What needs to be done:
Search the data for the string "icon" and copy each line where it turns up.

Web page and app entries
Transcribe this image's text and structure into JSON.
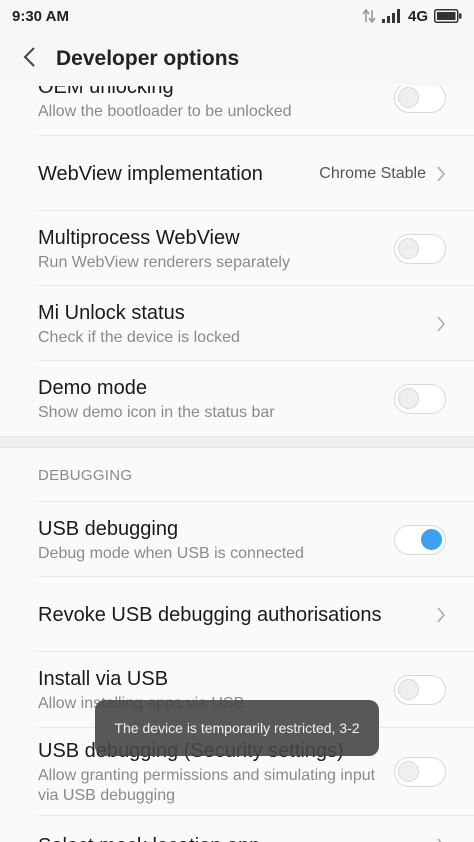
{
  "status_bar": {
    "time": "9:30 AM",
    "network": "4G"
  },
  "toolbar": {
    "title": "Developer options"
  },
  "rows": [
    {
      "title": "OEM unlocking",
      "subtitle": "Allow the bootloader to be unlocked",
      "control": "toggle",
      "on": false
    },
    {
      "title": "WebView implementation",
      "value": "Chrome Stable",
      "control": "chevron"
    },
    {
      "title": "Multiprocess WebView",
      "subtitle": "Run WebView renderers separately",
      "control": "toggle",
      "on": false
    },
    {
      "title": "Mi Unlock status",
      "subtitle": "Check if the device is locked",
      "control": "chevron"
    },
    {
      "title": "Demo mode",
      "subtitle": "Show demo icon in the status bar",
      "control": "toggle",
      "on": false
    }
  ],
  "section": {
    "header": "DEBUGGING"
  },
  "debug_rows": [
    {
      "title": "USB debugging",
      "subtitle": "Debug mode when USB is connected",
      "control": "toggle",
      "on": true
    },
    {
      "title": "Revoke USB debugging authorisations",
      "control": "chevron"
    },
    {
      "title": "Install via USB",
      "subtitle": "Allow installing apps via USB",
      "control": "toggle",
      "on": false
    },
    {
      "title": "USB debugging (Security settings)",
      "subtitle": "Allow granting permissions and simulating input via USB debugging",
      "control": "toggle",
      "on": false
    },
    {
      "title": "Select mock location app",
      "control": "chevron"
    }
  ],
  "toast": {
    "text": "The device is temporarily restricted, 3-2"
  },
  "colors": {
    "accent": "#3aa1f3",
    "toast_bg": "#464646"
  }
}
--
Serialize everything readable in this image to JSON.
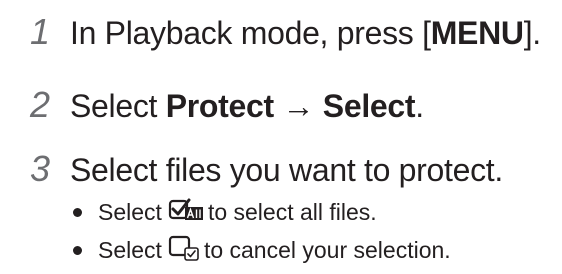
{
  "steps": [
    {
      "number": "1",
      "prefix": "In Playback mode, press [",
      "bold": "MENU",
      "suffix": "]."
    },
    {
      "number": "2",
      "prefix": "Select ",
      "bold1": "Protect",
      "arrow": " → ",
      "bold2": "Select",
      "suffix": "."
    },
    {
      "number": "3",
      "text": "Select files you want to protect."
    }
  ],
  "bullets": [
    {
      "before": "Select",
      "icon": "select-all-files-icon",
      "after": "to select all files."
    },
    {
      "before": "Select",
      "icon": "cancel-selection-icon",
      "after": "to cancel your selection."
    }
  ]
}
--
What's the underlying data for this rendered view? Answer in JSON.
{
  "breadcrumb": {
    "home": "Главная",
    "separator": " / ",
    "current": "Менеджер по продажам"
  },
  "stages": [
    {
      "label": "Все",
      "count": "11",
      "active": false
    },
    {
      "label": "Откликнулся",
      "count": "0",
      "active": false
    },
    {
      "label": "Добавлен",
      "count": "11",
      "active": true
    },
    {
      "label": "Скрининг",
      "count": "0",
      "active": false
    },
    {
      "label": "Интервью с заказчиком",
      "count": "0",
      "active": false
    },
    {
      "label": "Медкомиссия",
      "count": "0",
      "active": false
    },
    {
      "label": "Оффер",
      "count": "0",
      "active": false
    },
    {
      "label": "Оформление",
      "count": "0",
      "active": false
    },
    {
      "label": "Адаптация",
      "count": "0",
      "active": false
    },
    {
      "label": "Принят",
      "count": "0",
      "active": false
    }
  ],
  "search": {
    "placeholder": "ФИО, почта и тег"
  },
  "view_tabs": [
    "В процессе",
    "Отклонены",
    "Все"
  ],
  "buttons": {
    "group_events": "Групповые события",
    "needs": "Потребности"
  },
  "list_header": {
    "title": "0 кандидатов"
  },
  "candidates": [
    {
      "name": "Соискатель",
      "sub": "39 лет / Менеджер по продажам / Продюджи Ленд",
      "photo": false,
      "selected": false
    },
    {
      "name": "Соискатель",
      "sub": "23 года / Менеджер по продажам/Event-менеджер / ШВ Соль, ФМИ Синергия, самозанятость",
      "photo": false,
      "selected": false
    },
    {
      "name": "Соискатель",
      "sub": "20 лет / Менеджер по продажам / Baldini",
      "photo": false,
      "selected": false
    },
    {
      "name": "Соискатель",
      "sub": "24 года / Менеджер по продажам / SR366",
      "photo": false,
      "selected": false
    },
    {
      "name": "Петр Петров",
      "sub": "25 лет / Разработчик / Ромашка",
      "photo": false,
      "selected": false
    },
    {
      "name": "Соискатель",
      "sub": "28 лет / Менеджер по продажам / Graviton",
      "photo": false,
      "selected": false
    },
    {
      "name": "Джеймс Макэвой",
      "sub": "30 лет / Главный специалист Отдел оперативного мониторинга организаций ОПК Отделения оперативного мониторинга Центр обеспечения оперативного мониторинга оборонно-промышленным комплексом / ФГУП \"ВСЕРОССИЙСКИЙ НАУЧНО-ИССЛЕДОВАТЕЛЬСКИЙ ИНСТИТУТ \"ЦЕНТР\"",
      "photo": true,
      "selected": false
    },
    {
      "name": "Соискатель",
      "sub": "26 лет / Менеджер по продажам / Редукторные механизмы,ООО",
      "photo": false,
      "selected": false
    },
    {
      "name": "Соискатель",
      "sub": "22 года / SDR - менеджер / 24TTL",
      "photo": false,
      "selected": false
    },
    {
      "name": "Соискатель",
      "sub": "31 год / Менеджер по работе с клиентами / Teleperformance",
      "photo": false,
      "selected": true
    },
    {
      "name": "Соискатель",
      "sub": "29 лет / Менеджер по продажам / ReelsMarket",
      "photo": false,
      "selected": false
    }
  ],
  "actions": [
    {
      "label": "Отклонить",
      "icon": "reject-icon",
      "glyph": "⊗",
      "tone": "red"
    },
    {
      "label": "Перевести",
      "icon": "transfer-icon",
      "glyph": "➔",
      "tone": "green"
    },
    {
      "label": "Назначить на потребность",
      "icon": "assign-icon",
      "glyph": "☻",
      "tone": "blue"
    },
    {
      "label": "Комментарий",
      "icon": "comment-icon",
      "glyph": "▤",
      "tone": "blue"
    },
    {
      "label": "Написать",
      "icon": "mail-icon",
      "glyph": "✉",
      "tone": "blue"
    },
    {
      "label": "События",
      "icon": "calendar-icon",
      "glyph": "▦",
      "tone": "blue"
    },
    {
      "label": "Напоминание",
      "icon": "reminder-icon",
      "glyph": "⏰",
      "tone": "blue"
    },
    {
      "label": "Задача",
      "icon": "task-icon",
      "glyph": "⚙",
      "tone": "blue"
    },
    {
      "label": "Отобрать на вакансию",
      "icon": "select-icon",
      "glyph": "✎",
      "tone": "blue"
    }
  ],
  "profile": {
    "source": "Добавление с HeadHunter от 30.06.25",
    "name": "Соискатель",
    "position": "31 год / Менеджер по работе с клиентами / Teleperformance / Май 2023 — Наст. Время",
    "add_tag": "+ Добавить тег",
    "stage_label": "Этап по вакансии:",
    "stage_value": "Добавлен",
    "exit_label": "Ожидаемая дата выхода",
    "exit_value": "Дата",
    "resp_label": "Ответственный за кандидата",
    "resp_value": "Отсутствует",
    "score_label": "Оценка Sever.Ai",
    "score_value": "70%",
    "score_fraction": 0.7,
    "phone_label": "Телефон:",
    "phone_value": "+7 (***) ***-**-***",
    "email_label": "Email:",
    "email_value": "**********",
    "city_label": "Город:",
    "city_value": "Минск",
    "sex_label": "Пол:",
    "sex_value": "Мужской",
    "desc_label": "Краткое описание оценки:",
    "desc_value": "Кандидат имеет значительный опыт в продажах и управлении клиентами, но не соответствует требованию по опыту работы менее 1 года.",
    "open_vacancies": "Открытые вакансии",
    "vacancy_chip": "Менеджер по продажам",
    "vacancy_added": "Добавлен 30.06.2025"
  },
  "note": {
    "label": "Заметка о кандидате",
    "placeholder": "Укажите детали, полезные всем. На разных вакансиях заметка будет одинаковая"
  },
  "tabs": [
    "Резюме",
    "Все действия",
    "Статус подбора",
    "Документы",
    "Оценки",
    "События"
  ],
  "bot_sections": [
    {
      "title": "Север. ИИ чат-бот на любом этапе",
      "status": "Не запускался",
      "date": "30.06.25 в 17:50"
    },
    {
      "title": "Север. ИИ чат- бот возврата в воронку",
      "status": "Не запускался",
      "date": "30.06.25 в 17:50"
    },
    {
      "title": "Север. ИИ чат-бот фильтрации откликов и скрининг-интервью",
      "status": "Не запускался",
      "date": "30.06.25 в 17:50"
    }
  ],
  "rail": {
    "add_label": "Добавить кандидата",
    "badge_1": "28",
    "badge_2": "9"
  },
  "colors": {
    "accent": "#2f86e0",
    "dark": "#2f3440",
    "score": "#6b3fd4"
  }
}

Answer box:
      "subtitle": "Show demo icon in the status bar",
      "icon": "select-all-files-icon",
      "icon": "cancel-selection-icon",
      "icon": "reject-icon",
      "icon": "transfer-icon",
      "icon": "assign-icon",
      "icon": "comment-icon",
      "icon": "mail-icon",
      "icon": "calendar-icon",
      "icon": "reminder-icon",
      "icon": "task-icon",
      "icon": "select-icon",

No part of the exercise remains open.